post #12 of 16
Quote:
Originally Posted by sibhusky View Post

I can't imagine feeling the wind on your feet AT ALL, except psychologically.  Don't you pull the pant gaiter over the top edge?  Granted I have big calves, but there is no way for any wind to get in my boots unless they are unbuckled.  I can't even get a finger in them.  Nor do they get wet from leaking if I walk through puddles.  I've heard of that, but my boots just aren't constructed that way.  


I'm hoping its not psychological eek.gif, but since there is a cause/effect I'm pretty sure I am ok on that front.  I have the gaiter over the boot - it seems to be driven by having narrow/high calves, which forces the boot overlap to pull too far across itself at the instep breaking the boot seal.  My buckles are two finger tight for the right fit in the locker room, but I can easily get a finger in around my calves once I've skied a couple of runs and the top buckle loosens up a bit.  Tighten it up one notch, and then the problems begin, leave it loose and I have to move too much to flex the boot.

 

I am keeping on this with my fitter - he thought things looked ok in the shop in terms of calf fit, but it's not translating on the mountain.  Boots may also be too soft for me at this stage (Hawx 80) and it's time for an upgrade....just hate to chase this with money and looking for a sanity biggrin.gif check.  Thanks for the input, it helps.

post #13 of 16

How on earth could you experience the joy of that stabbing, piercing, burning, excruciating pain of thawing your toes back out if you never let them freeze?

post #14 of 16

for you lovers of boot gloves,If you have a old one,take the stitching out and use it as a pattern on a old 3mm or 5mm wet suit. glue your joints together with wet suit glue,when dry stitch them up yourself or have someone do it on a machine, flat lock stitch works great, seal up stitching. the thicker neoprene works even better.

post #15 of 16

I wasn't actually talking about wind getting inside my boots, there is no room in my boots for anything. I was more referring to wind chill on those blustery evenings. I also do not experience the leaking but a buddy of mine has a pair of Nordicas that do and these prevent this from happening.

post #16 of 16
Quote:
Originally Posted by sibhusky View Post

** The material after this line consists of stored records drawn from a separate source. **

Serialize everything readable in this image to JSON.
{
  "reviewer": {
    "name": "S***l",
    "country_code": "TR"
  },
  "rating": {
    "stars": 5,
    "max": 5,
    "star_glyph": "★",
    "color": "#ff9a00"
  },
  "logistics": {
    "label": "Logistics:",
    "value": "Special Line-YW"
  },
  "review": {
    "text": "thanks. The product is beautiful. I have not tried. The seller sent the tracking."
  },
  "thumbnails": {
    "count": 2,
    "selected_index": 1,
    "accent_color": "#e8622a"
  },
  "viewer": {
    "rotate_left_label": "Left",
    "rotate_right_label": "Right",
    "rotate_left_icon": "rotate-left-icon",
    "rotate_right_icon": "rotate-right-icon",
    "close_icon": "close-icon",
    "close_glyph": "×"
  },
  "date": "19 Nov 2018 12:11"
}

I can't imagine feeling the wind on your feet AT ALL, except psychologically. 

 

Those would have to be some pretty loose boots! (or made out of old rags?)

 

My boots slightly leak due to the flap design. It makes skiing on rainy days pretty... squishy. Maybe I'll start wearing my boot gloves on rainy days! Thanks for the idea.

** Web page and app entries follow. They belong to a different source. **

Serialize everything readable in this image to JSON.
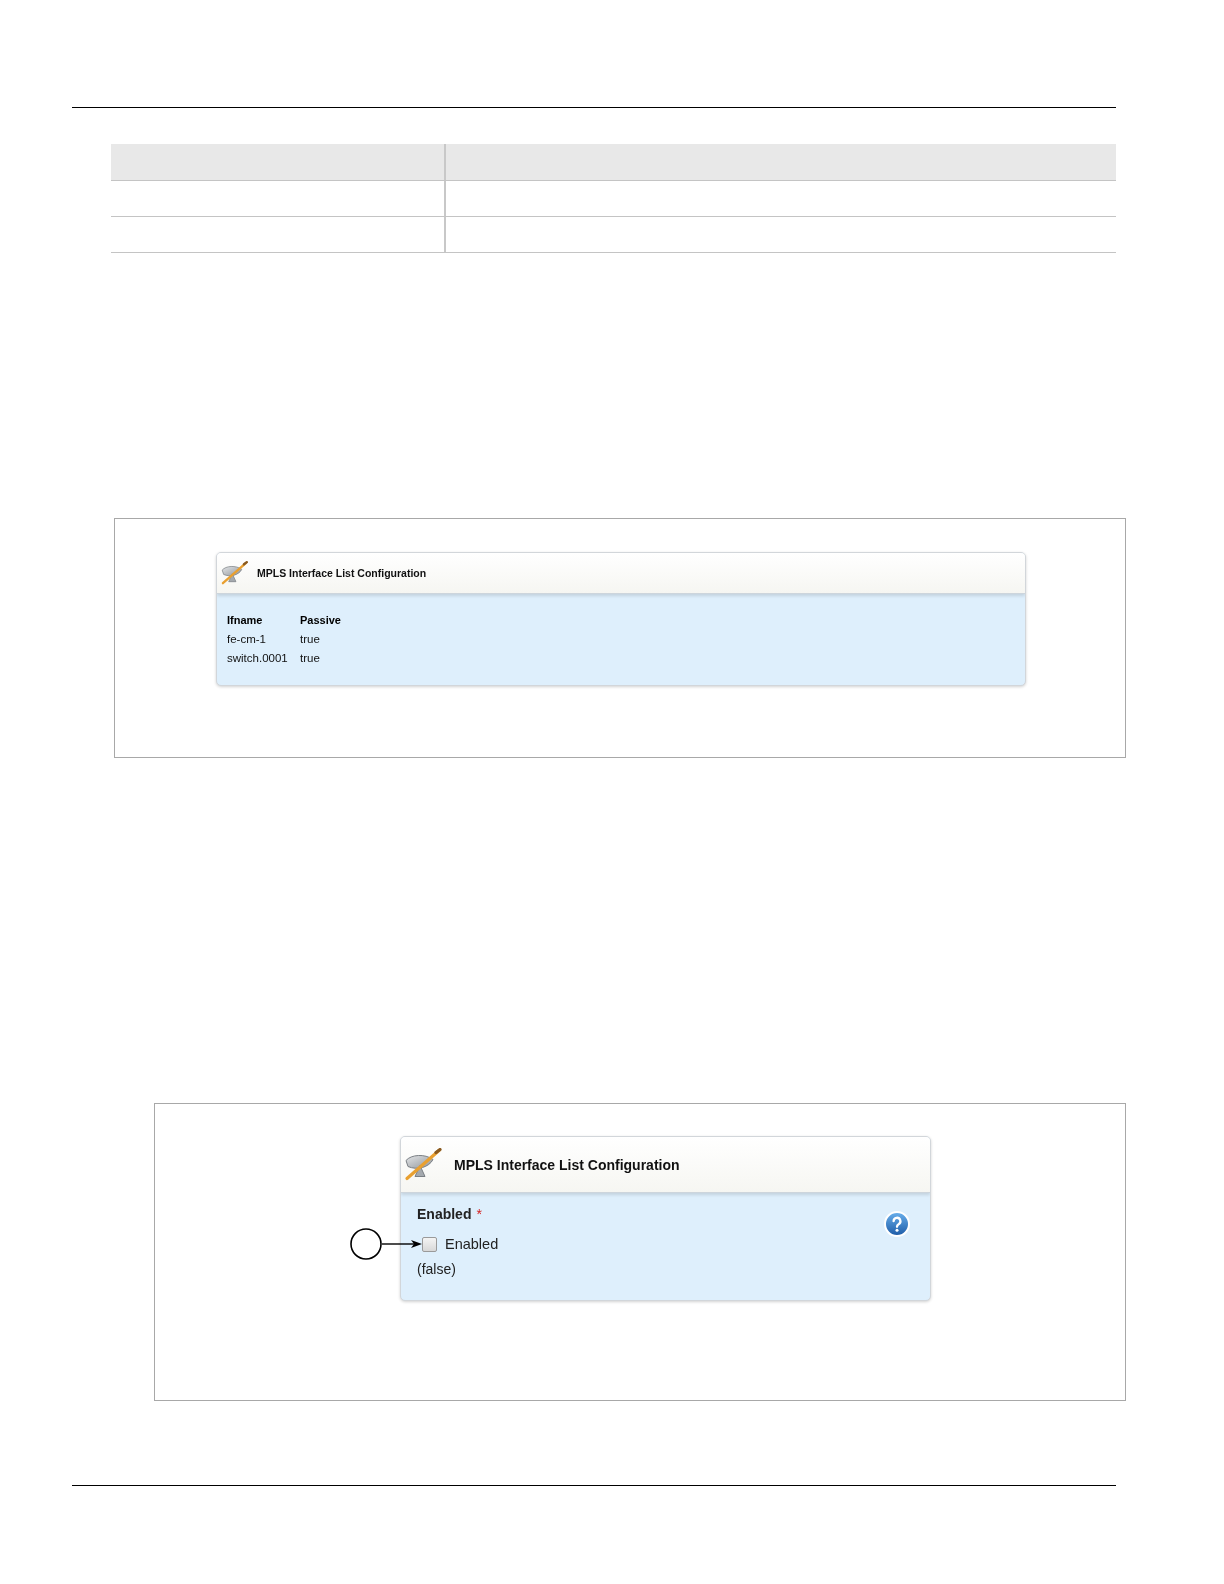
{
  "figures": [
    {
      "kind": "list",
      "panel": {
        "title": "MPLS Interface List Configuration",
        "columns": [
          "Ifname",
          "Passive"
        ],
        "rows": [
          [
            "fe-cm-1",
            "true"
          ],
          [
            "switch.0001",
            "true"
          ]
        ]
      }
    },
    {
      "kind": "form",
      "panel": {
        "title": "MPLS Interface List Configuration",
        "field": {
          "label": "Enabled",
          "required_mark": "*",
          "checkbox_label": "Enabled",
          "checked": false,
          "value": "(false)"
        }
      }
    }
  ]
}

New Posts  All Forums:Forum Nav:
  Return Home
  Back to Forum: General Skiing Discussion